TASK INSTRUCTIONS = Could you please reproduce the entries exactly, leaving out any pictures?

[Items from a dataset]
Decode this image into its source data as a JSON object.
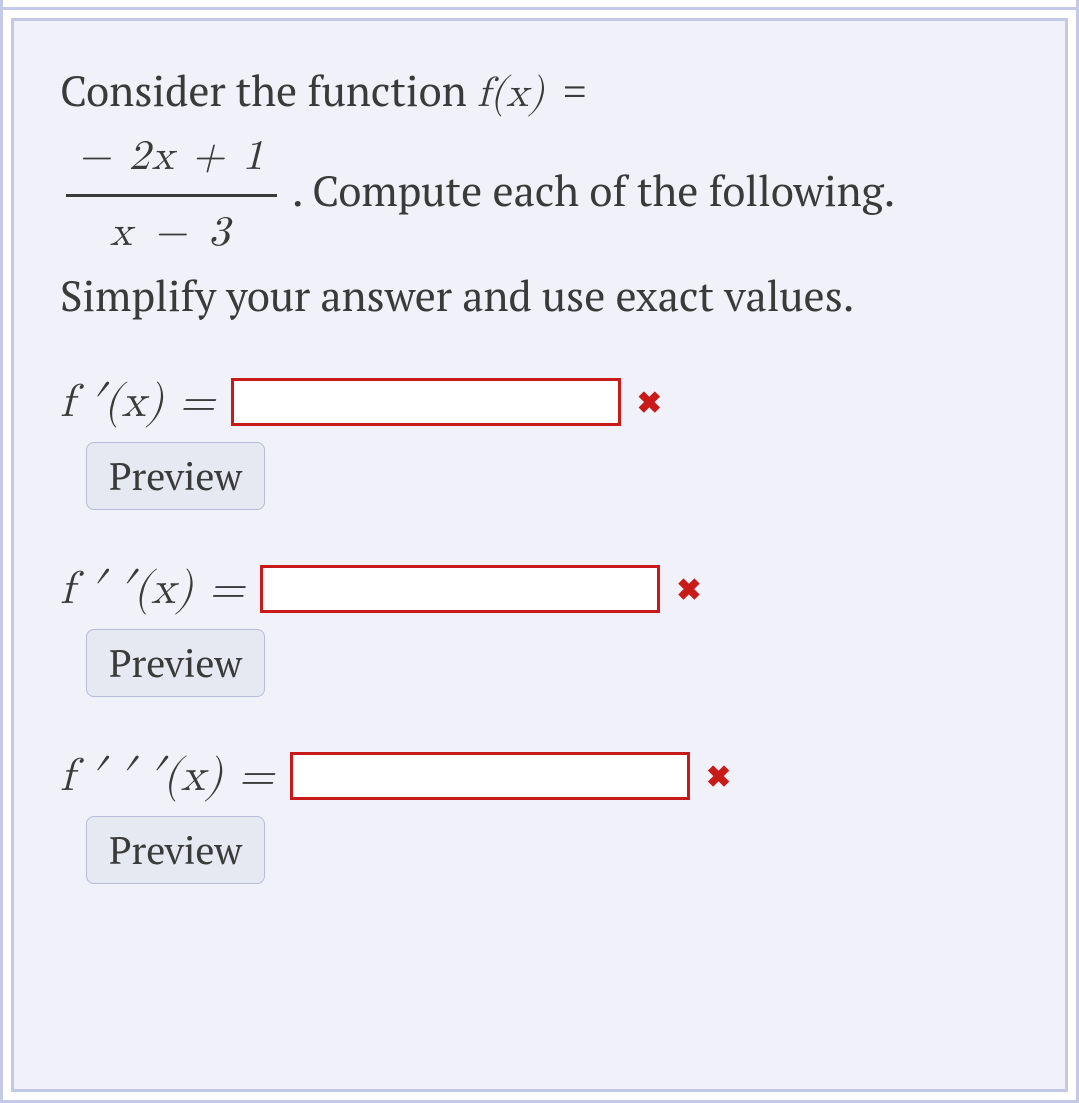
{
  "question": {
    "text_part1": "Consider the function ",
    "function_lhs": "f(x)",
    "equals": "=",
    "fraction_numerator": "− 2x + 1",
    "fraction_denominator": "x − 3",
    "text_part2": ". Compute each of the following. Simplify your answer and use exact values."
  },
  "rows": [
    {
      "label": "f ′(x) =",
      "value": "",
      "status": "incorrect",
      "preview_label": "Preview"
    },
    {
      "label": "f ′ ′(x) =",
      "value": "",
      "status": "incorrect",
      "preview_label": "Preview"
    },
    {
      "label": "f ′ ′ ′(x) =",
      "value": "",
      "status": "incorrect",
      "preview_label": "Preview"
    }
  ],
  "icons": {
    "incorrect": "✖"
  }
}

WRITTEN ANSWER =
Decode this image into its source data as a JSON object.
{
  "question": {
    "text_part1": "Consider the function ",
    "function_lhs": "f(x)",
    "equals": "=",
    "fraction_numerator": "− 2x + 1",
    "fraction_denominator": "x − 3",
    "text_part2": ". Compute each of the following. Simplify your answer and use exact values."
  },
  "rows": [
    {
      "label": "f ′(x) =",
      "value": "",
      "status": "incorrect",
      "preview_label": "Preview"
    },
    {
      "label": "f ′ ′(x) =",
      "value": "",
      "status": "incorrect",
      "preview_label": "Preview"
    },
    {
      "label": "f ′ ′ ′(x) =",
      "value": "",
      "status": "incorrect",
      "preview_label": "Preview"
    }
  ],
  "icons": {
    "incorrect": "✖"
  }
}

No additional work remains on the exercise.